Learning typically results in increased student knowledge. In Experiential Learning (EL), students’ knowledge is accompanied by competency in applying the knowledge skillfully because of four essential elements of EL:

  • Doing: Students apply their knowledge by doing (active learning) in a situation with some unpredictable factors that require student decision-making.
  • Context: The application occurs in an authentic context, where students need to make decisions about what is important and the best path forward. This may include an authentic problem, a real client whom students will help, or an audience beyond the class.
  • Feedback: Students get information about how well they are learning as the learning occurs, and adjust their thinking, actions etc. in response as they learn.
  • Reflection: Students consider the success of their approaches, generalizing what worked and considering how to improve as they learn.



It is possible for students to have an experience, but not engage in experiential learning. Considering the role of context, feedback and reflecting can distinguish helpful active learning from EL.

Types of EL

Experiential learning occurs in the intersection between the disciplinary domain and the context of the experience.

  • Domain refers to the types of disciplinary praxis (thinking and practice combined) that underly disciplinary competency.
  • Context, the place where the EL occurs, shapes the types of experiences and their relative complexity.

Examples connected to Indigenization, internationalization, and sustainability are indicated in bold with an astericks*, recognizing that all experiential learning helps work towards better ways of knowing, doing, and being for people, planet, and prosperity.


Work or entrepreneurship


Problem or project

Community-engaged or service


In class

Case study

Inbox assignment

Undergraduate research

Extended Reality simulation

Open pedagogy


Talking Circle*

Iterative skill development

lab, field,
or studio

Skills lab

Clinical simulation

Experimental design and interpretation

Field experience

Creating a prototype or solution

Place-based *

Site visit with reflection

Create an artefact (sculpture, improv)

Language lab*

In workplace, community

Internship, practicum

Study Abroad*

Taught Abroad*

Field research

Consultation services

Design challenge with industrial commercial institutional partners

Community-led project

Advancing SDGs*


Indigenous-led project*

Gallery, exhibit, performance

     * Indicates the example is connected to Indigenization, internationalization, and/or sustainability.


EL in your course

Experiential Learning resources:

Curricular programming

Hands-on experiential learning opportunities like research, volunteering, summer and part-time jobs, study abroad, and internships all complement students’ in-class university experience and are great ways to develop professional skills.

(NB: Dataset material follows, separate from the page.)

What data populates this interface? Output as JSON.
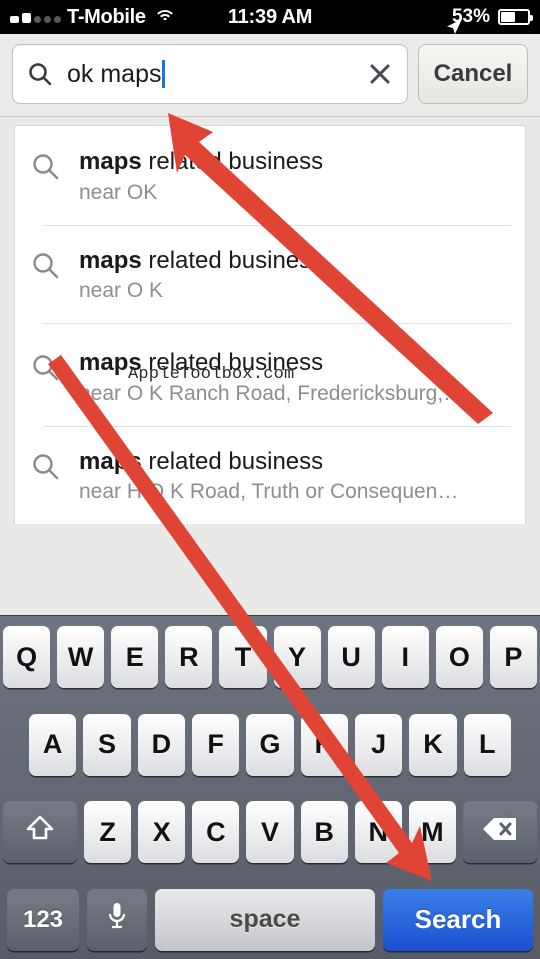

RBC Learn to Work, Work to Learn program is a part of RBC Future Launch, helps students develop necessary skills to enter the workforce and enhance opportunities to advance in their career. With a primary focus on developing skills in networking, communication, negotiation, professionalism and critical thinking; students are given the opportunity to network and gain insight from employers in their industry of interest.

Career Services in partnership with the College of Agriculture and Bioresources and the College of Kinesiology provide a skills-focused learning course for students before, during and after summer work experience under the shared guidance of industry mentors and faculty facilitators. Built around the summer experience and offered throughout the academic year are numerous employment workshops, seminars and industry networking events to enhance student learning through professional practice and direct mentorship. 

For more information, contact Ali Wehrkamp, Experiential Learning Coordinator.

Riipen is available to be used by faculty and instructors in any course looking to incorporate experiential learning via work-integrated learning, community-engaged learning, placements, internships, or practica. It can be used to streamline existing partnerships and to find new ones locally, nationally, and internationally. It provides an all-in-one platform for connecting, communicating, sharing documents, and managing deadlines between stakeholders (instructors, students, and community/industry partners).  

For more information, contact Kim Matheson.

Future Skills Innovation Network (FUSION) is a part of the federally funded Future Skills Centre (FSC), is a national network of six Canadian universities focused on exploring innovative and inclusive experiential learning approaches to foster skill development and prepare university students to join a rapidly evolving world of work. The FUSION Skill-Development Curriculum is an interactive and engaging 10-hour online, self-study curriculum designed to wraparound and complement a student’s existing experiential learning opportunity (e.g., internship, student leadership role, research project, part-time job, volunteer placement, or summer work term). The FUSION curriculum focuses on helping students enhance skills across three critical 21st century skill domains: Metacognition, Problem Solving, and Communication.

For more information, contact Kim Matheson.


The Teaching and Learning Innovation Fund is a strategic fund intended to provide academic units with support for program level curriculum, assessment or instructional change initiatives and projects including experiential learning. Click the button below for further details.

Getting Help

Email the details of your project and/or questions to be connected with the appropriate supports.
You may be connected with the Gwenna Moss Centre for Teaching and Learning, Career Services, or another group depending on the nature of your request.